*Try it*. Exact copy, no pictures: restate each entry below word for word.

Items from an interface collection
######
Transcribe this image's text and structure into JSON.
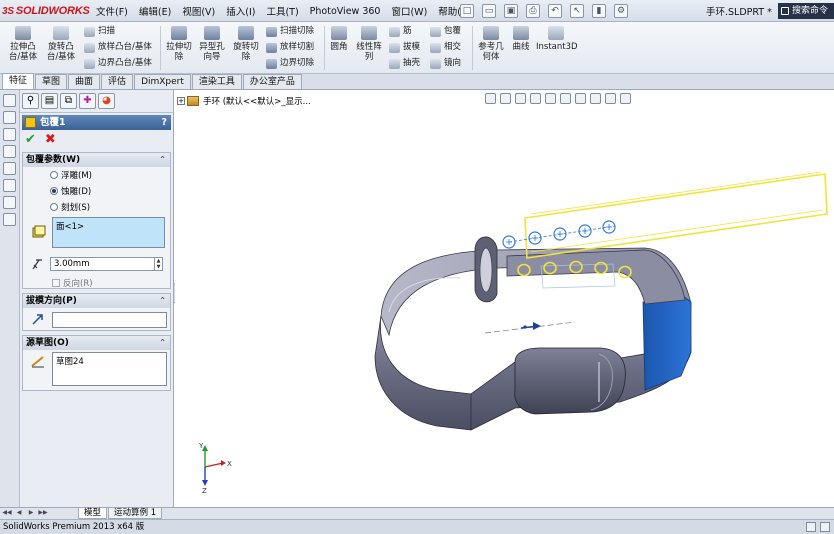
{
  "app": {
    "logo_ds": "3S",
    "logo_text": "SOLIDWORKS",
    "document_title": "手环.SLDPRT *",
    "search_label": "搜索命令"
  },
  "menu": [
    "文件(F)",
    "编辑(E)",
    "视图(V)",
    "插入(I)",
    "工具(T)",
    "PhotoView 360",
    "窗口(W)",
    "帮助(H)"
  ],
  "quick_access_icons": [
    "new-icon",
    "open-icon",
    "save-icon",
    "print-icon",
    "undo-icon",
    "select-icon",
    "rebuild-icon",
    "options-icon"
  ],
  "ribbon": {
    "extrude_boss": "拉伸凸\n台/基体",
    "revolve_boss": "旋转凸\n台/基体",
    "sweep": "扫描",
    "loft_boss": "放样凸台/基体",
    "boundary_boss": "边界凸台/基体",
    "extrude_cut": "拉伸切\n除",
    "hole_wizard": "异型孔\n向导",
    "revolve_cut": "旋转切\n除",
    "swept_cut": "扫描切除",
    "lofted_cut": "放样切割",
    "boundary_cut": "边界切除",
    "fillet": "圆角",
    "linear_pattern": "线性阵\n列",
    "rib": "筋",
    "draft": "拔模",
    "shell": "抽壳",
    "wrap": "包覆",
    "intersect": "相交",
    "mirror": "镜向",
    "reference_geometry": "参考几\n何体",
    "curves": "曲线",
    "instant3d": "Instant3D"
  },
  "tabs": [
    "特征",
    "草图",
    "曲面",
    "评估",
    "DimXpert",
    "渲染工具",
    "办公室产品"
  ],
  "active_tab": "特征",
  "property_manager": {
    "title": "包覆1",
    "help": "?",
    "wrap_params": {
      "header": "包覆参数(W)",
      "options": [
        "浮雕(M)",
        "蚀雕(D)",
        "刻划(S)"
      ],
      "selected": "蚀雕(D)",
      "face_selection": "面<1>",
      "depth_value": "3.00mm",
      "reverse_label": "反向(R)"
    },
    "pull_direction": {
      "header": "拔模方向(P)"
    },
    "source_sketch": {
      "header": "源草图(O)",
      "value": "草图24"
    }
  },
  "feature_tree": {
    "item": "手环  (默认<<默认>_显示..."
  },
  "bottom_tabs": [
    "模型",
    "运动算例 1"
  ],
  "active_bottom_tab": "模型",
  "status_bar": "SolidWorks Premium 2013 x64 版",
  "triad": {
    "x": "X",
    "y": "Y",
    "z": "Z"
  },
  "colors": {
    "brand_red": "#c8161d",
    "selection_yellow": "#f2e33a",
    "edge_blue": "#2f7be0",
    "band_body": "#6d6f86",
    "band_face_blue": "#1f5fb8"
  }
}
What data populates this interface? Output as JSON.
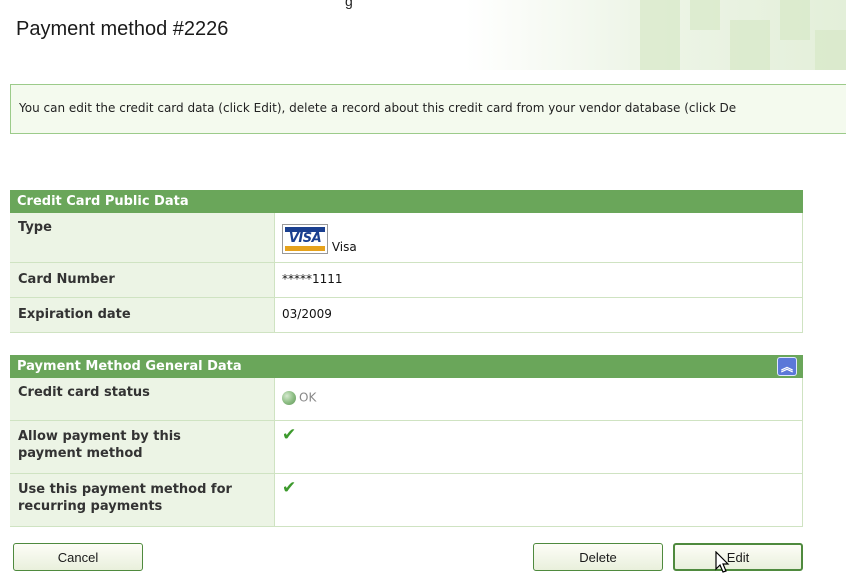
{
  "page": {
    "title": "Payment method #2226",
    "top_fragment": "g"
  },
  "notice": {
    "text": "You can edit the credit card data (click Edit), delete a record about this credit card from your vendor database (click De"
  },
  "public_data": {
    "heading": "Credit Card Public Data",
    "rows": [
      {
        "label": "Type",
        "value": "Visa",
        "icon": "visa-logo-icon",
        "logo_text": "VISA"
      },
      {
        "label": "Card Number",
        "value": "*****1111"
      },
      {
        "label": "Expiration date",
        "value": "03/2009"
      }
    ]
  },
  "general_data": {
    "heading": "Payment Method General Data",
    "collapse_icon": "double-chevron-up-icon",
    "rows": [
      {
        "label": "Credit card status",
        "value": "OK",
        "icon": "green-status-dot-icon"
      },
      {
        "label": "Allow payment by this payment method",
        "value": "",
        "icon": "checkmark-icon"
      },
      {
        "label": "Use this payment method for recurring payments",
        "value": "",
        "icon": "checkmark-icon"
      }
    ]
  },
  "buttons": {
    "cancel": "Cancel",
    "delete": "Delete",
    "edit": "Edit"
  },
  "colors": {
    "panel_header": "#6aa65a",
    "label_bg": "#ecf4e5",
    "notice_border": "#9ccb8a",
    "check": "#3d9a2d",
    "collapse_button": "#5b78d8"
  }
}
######
*Answer section*.
Transcribe this image's text and structure into JSON.
{
  "app": {
    "logo_ds": "3S",
    "logo_text": "SOLIDWORKS",
    "document_title": "手环.SLDPRT *",
    "search_label": "搜索命令"
  },
  "menu": [
    "文件(F)",
    "编辑(E)",
    "视图(V)",
    "插入(I)",
    "工具(T)",
    "PhotoView 360",
    "窗口(W)",
    "帮助(H)"
  ],
  "quick_access_icons": [
    "new-icon",
    "open-icon",
    "save-icon",
    "print-icon",
    "undo-icon",
    "select-icon",
    "rebuild-icon",
    "options-icon"
  ],
  "ribbon": {
    "extrude_boss": "拉伸凸\n台/基体",
    "revolve_boss": "旋转凸\n台/基体",
    "sweep": "扫描",
    "loft_boss": "放样凸台/基体",
    "boundary_boss": "边界凸台/基体",
    "extrude_cut": "拉伸切\n除",
    "hole_wizard": "异型孔\n向导",
    "revolve_cut": "旋转切\n除",
    "swept_cut": "扫描切除",
    "lofted_cut": "放样切割",
    "boundary_cut": "边界切除",
    "fillet": "圆角",
    "linear_pattern": "线性阵\n列",
    "rib": "筋",
    "draft": "拔模",
    "shell": "抽壳",
    "wrap": "包覆",
    "intersect": "相交",
    "mirror": "镜向",
    "reference_geometry": "参考几\n何体",
    "curves": "曲线",
    "instant3d": "Instant3D"
  },
  "tabs": [
    "特征",
    "草图",
    "曲面",
    "评估",
    "DimXpert",
    "渲染工具",
    "办公室产品"
  ],
  "active_tab": "特征",
  "property_manager": {
    "title": "包覆1",
    "help": "?",
    "wrap_params": {
      "header": "包覆参数(W)",
      "options": [
        "浮雕(M)",
        "蚀雕(D)",
        "刻划(S)"
      ],
      "selected": "蚀雕(D)",
      "face_selection": "面<1>",
      "depth_value": "3.00mm",
      "reverse_label": "反向(R)"
    },
    "pull_direction": {
      "header": "拔模方向(P)"
    },
    "source_sketch": {
      "header": "源草图(O)",
      "value": "草图24"
    }
  },
  "feature_tree": {
    "item": "手环  (默认<<默认>_显示..."
  },
  "bottom_tabs": [
    "模型",
    "运动算例 1"
  ],
  "active_bottom_tab": "模型",
  "status_bar": "SolidWorks Premium 2013 x64 版",
  "triad": {
    "x": "X",
    "y": "Y",
    "z": "Z"
  },
  "colors": {
    "brand_red": "#c8161d",
    "selection_yellow": "#f2e33a",
    "edge_blue": "#2f7be0",
    "band_body": "#6d6f86",
    "band_face_blue": "#1f5fb8"
  }
}
What data populates this interface? Output as JSON.
{
  "page": {
    "title": "Payment method #2226",
    "top_fragment": "g"
  },
  "notice": {
    "text": "You can edit the credit card data (click Edit), delete a record about this credit card from your vendor database (click De"
  },
  "public_data": {
    "heading": "Credit Card Public Data",
    "rows": [
      {
        "label": "Type",
        "value": "Visa",
        "icon": "visa-logo-icon",
        "logo_text": "VISA"
      },
      {
        "label": "Card Number",
        "value": "*****1111"
      },
      {
        "label": "Expiration date",
        "value": "03/2009"
      }
    ]
  },
  "general_data": {
    "heading": "Payment Method General Data",
    "collapse_icon": "double-chevron-up-icon",
    "rows": [
      {
        "label": "Credit card status",
        "value": "OK",
        "icon": "green-status-dot-icon"
      },
      {
        "label": "Allow payment by this payment method",
        "value": "",
        "icon": "checkmark-icon"
      },
      {
        "label": "Use this payment method for recurring payments",
        "value": "",
        "icon": "checkmark-icon"
      }
    ]
  },
  "buttons": {
    "cancel": "Cancel",
    "delete": "Delete",
    "edit": "Edit"
  },
  "colors": {
    "panel_header": "#6aa65a",
    "label_bg": "#ecf4e5",
    "notice_border": "#9ccb8a",
    "check": "#3d9a2d",
    "collapse_button": "#5b78d8"
  }
}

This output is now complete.